made possible through The American Recovery and Reinvestment Act funds.
This year, Wallace said, the Ferry Division restored the number of runs
to the same levels as 2008 after having to cut some runs in 2009
because of budget constraints.
“We do everything we can to operate 365 days a year to serve the
residents and businesses of Ocracoke,” she said.
The free ferry route between Hatteras and Ocracoke will go to a winter
schedule also on Nov. 2, but crews there can add boats as traffic
“We don’t have extra boats in the sound but we do at Hatteras,” she
Meanwhile, the Rollinson Channel, which is the ferry route between
Hatteras and Ocracoke, was dredged and a new navigation channel marked
in early October after extensive shoaling from Hurricane Earl and the
remnants of Tropical Storm Nicole made the channel impassable.
The Ferry Division suspended all ferry runs Sept. 24 to 26 between
Hatteras Village and Ocracoke.
Penny Schmitt, chief of public affairs for the U. S. Army Corps of
Engineers (ACE), Wilmington district, explained that the recently
completed dredging created a “controlling depth of eight and one half
feet at mean low water,” which is sufficient for the ferry and charter
Rom Whitaker, captain of the charter boat Release, out of Hatteras,
noted that the channel going out to the ocean is fine now but that a
sandbar in the channel going out to the ocean is forming and cautioned
boat captains to pay attention when heading out to sea.
“Where they have the buoys is not the deepest,” he said. “The channel
moves around almost weekly.”
The Rollinson Channel is dredged by the federal government through the
Corps. Schmitt said the Corps continually surveys all seven
Carolina ferry routes.
While a final United States budget for fiscal year 2010-2011, which
began Oct. 1, has not yet been passed, dredging is funded under a
“continuing resolution” of the U.S. Senate, enabling government
services to continue while the new budget is hammered out, Schmitt said.
There is $50,000 in the proposed budget for dredging the Rollinson
Channel in 2010-2011, yet each year this number is different because of
the dynamic nature of the channel, she said.
“It’s like sweeping—you have to do it on a periodic basis,” she said.
“And there’s always more need than there is money.”
There are 1,000 miles of federal channel in North Carolina, Schmitt
explained, including two deepwater ports at Morehead City and

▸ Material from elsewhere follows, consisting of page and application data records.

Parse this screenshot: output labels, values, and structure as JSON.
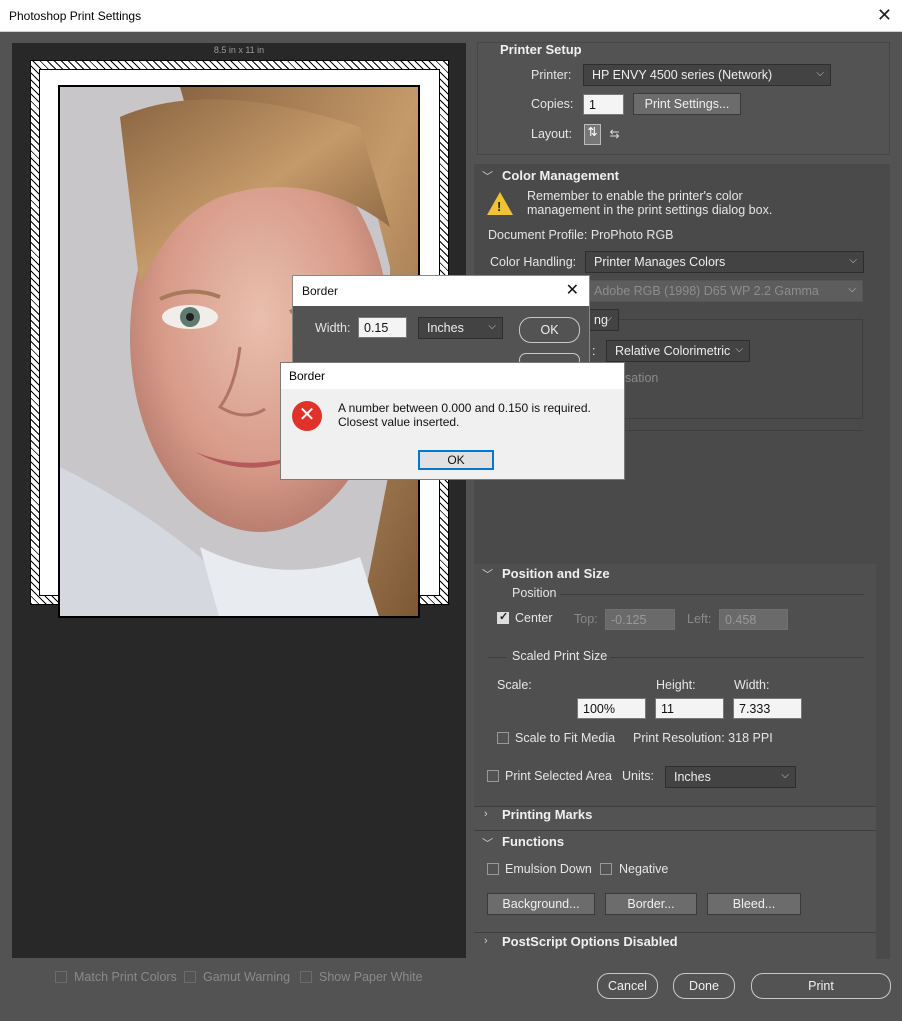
{
  "window": {
    "title": "Photoshop Print Settings",
    "close": "✕"
  },
  "preview": {
    "paper_size": "8.5 in x 11 in"
  },
  "printer_setup": {
    "header": "Printer Setup",
    "printer_label": "Printer:",
    "printer_value": "HP ENVY 4500 series (Network)",
    "copies_label": "Copies:",
    "copies_value": "1",
    "print_settings_button": "Print Settings...",
    "layout_label": "Layout:"
  },
  "color_management": {
    "header": "Color Management",
    "warning_text": "Remember to enable the printer's color management in the print settings dialog box.",
    "document_profile": "Document Profile: ProPhoto RGB",
    "color_handling_label": "Color Handling:",
    "color_handling_value": "Printer Manages Colors",
    "printer_profile_value": "Adobe RGB (1998) D65 WP 2.2 Gamma",
    "proofing_partial": "ng",
    "rendering_intent_partial": ":",
    "rendering_intent_value": "Relative Colorimetric",
    "bpc_partial": "sation"
  },
  "position_size": {
    "header": "Position and Size",
    "position_label": "Position",
    "center_label": "Center",
    "top_label": "Top:",
    "top_value": "-0.125",
    "left_label": "Left:",
    "left_value": "0.458",
    "scaled_label": "Scaled Print Size",
    "scale_label": "Scale:",
    "height_label": "Height:",
    "width_label": "Width:",
    "scale_value": "100%",
    "height_value": "11",
    "width_value": "7.333",
    "fit_media_label": "Scale to Fit Media",
    "print_resolution": "Print Resolution: 318 PPI",
    "print_selected_label": "Print Selected Area",
    "units_label": "Units:",
    "units_value": "Inches"
  },
  "printing_marks": {
    "header": "Printing Marks"
  },
  "functions": {
    "header": "Functions",
    "emulsion_label": "Emulsion Down",
    "negative_label": "Negative",
    "background_button": "Background...",
    "border_button": "Border...",
    "bleed_button": "Bleed..."
  },
  "postscript": {
    "header": "PostScript Options Disabled"
  },
  "bottom": {
    "match_print_colors": "Match Print Colors",
    "gamut_warning": "Gamut Warning",
    "show_paper_white": "Show Paper White",
    "cancel": "Cancel",
    "done": "Done",
    "print": "Print"
  },
  "border_dialog": {
    "title": "Border",
    "width_label": "Width:",
    "width_value": "0.15",
    "units_value": "Inches",
    "ok": "OK"
  },
  "alert_dialog": {
    "title": "Border",
    "message_line1": "A number between 0.000 and 0.150 is required.",
    "message_line2": "Closest value inserted.",
    "ok": "OK"
  }
}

Wilmington, the Atlantic Intracoastal Waterway, and several inlets,
including Hatteras, Oregon, and Little River.
All recent surveys of inlets and channels are published on the ACE’s
SCHEDULE FOR FERRIES TO AND FROM OCRACOKE

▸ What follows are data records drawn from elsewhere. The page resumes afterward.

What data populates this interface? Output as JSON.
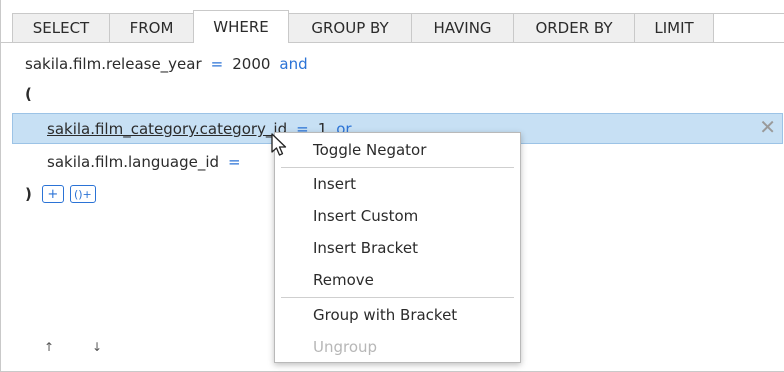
{
  "tabs": [
    {
      "label": "SELECT",
      "active": false
    },
    {
      "label": "FROM",
      "active": false
    },
    {
      "label": "WHERE",
      "active": true
    },
    {
      "label": "GROUP BY",
      "active": false
    },
    {
      "label": "HAVING",
      "active": false
    },
    {
      "label": "ORDER BY",
      "active": false
    },
    {
      "label": "LIMIT",
      "active": false
    }
  ],
  "conditions": {
    "row1": {
      "field": "sakila.film.release_year",
      "operator": "=",
      "value": "2000",
      "conjunction": "and"
    },
    "open_bracket": "(",
    "row2": {
      "field": "sakila.film_category.category_id",
      "operator": "=",
      "value": "1",
      "conjunction": "or"
    },
    "row3": {
      "field": "sakila.film.language_id",
      "operator": "="
    },
    "close_bracket": ")",
    "add_condition_label": "+",
    "add_bracket_label": "()+",
    "remove_label": "✕"
  },
  "move_controls": {
    "up": "↑",
    "down": "↓"
  },
  "context_menu": {
    "items": [
      {
        "label": "Toggle Negator",
        "enabled": true
      },
      {
        "label": "Insert",
        "enabled": true
      },
      {
        "label": "Insert Custom",
        "enabled": true
      },
      {
        "label": "Insert Bracket",
        "enabled": true
      },
      {
        "label": "Remove",
        "enabled": true
      },
      {
        "label": "Group with Bracket",
        "enabled": true
      },
      {
        "label": "Ungroup",
        "enabled": false
      }
    ]
  },
  "colors": {
    "accent": "#2b73d6",
    "selection": "#c7e0f4",
    "border": "#c9c9c9"
  }
}
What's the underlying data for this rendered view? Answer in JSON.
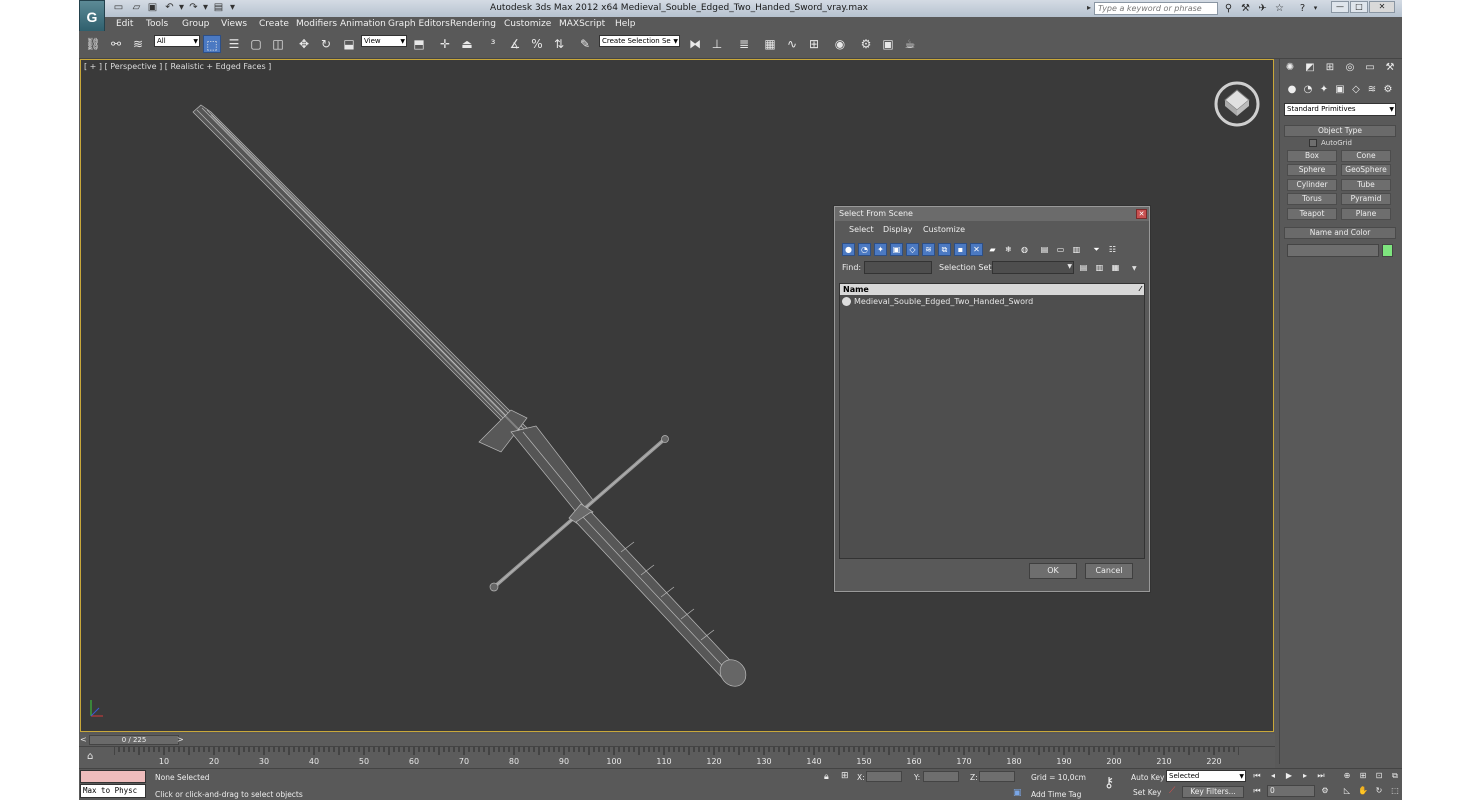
{
  "window": {
    "title": "Autodesk 3ds Max 2012 x64      Medieval_Souble_Edged_Two_Handed_Sword_vray.max",
    "search_placeholder": "Type a keyword or phrase",
    "logo_glyph": "G"
  },
  "menu": [
    "Edit",
    "Tools",
    "Group",
    "Views",
    "Create",
    "Modifiers",
    "Animation",
    "Graph Editors",
    "Rendering",
    "Customize",
    "MAXScript",
    "Help"
  ],
  "toolbar": {
    "filter_value": "All",
    "refcoord_value": "View",
    "selection_set_value": "Create Selection Se"
  },
  "viewport": {
    "label": "[ + ] [ Perspective ] [ Realistic + Edged Faces ]"
  },
  "command_panel": {
    "dropdown_value": "Standard Primitives",
    "object_type_title": "Object Type",
    "autogrid_label": "AutoGrid",
    "buttons": [
      "Box",
      "Cone",
      "Sphere",
      "GeoSphere",
      "Cylinder",
      "Tube",
      "Torus",
      "Pyramid",
      "Teapot",
      "Plane"
    ],
    "name_color_title": "Name and Color",
    "swatch_color": "#7ee57e"
  },
  "dialog": {
    "title": "Select From Scene",
    "menus": [
      "Select",
      "Display",
      "Customize"
    ],
    "find_label": "Find:",
    "selection_set_label": "Selection Set:",
    "column_name": "Name",
    "items": [
      "Medieval_Souble_Edged_Two_Handed_Sword"
    ],
    "ok_label": "OK",
    "cancel_label": "Cancel"
  },
  "timeline": {
    "frame_counter": "0 / 225",
    "ticks": [
      "10",
      "20",
      "30",
      "40",
      "50",
      "60",
      "70",
      "80",
      "90",
      "100",
      "110",
      "120",
      "130",
      "140",
      "150",
      "160",
      "170",
      "180",
      "190",
      "200",
      "210",
      "220"
    ]
  },
  "status": {
    "maxscript_text": "Max to Physc",
    "selection_text": "None Selected",
    "prompt_text": "Click or click-and-drag to select objects",
    "x_label": "X:",
    "y_label": "Y:",
    "z_label": "Z:",
    "grid_text": "Grid = 10,0cm",
    "add_time_tag": "Add Time Tag",
    "auto_key": "Auto Key",
    "set_key": "Set Key",
    "key_mode_value": "Selected",
    "key_filters": "Key Filters...",
    "frame_value": "0"
  }
}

The Hatteras Inlet route began hourly runs Nov. 2, but has the ability
to add extra runs as traffic volume demands. Ferries leave Ocracoke and

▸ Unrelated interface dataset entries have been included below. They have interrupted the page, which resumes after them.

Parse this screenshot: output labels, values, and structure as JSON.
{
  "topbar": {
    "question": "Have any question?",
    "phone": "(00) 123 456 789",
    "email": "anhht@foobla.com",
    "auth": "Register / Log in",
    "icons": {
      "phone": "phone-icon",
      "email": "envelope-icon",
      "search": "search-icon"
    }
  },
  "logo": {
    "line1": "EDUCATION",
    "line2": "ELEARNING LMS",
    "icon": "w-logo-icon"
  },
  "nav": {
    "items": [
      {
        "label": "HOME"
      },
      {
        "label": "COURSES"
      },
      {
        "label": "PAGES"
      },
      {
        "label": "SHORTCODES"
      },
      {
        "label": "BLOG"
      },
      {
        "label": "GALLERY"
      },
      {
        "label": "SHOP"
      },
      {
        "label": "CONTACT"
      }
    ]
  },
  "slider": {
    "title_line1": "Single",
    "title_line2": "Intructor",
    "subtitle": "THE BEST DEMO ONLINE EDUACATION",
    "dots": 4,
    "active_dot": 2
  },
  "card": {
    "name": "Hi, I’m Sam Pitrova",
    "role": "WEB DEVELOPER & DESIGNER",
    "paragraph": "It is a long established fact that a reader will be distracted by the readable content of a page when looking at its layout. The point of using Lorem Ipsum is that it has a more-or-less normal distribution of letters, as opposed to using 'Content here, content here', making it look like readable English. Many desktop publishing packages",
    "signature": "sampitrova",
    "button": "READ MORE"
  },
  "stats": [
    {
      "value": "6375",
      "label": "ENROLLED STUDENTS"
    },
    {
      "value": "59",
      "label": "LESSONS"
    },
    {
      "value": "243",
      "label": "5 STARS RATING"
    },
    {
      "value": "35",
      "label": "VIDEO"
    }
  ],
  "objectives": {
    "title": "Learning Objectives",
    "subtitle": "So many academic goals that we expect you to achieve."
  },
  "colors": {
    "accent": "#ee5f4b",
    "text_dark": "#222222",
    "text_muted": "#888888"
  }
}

Hatteras on the hour from 5 a.m. until midnight.
The Ocracoke-Swan Quarter and Ocracoke-Cedar Island winter schedules
are as follows:
information on ferry schedules, call 1-800-293-3779 (BY-FERRY), and
press1, or go to www.ncferry.org.
NCDOT also offers ferry travel information on Twitter, a free website.
Citizens can get brief updates, or “tweets,” for ferry routes by
signing up at www.twitter.com/ncdot.ferry.
- From Swan
departure times are 10 a.m. and 5 p.m.;
Ocracoke to Swan
Quarter, departure times are 7 a.m. and 1 p.m.; and
- From Cedar
Ocracoke, departures are: 7:30 a.m., 10:30, 2 p.m. and 5 from both
Leinbach is also a reporter for The Ocracoke Observer)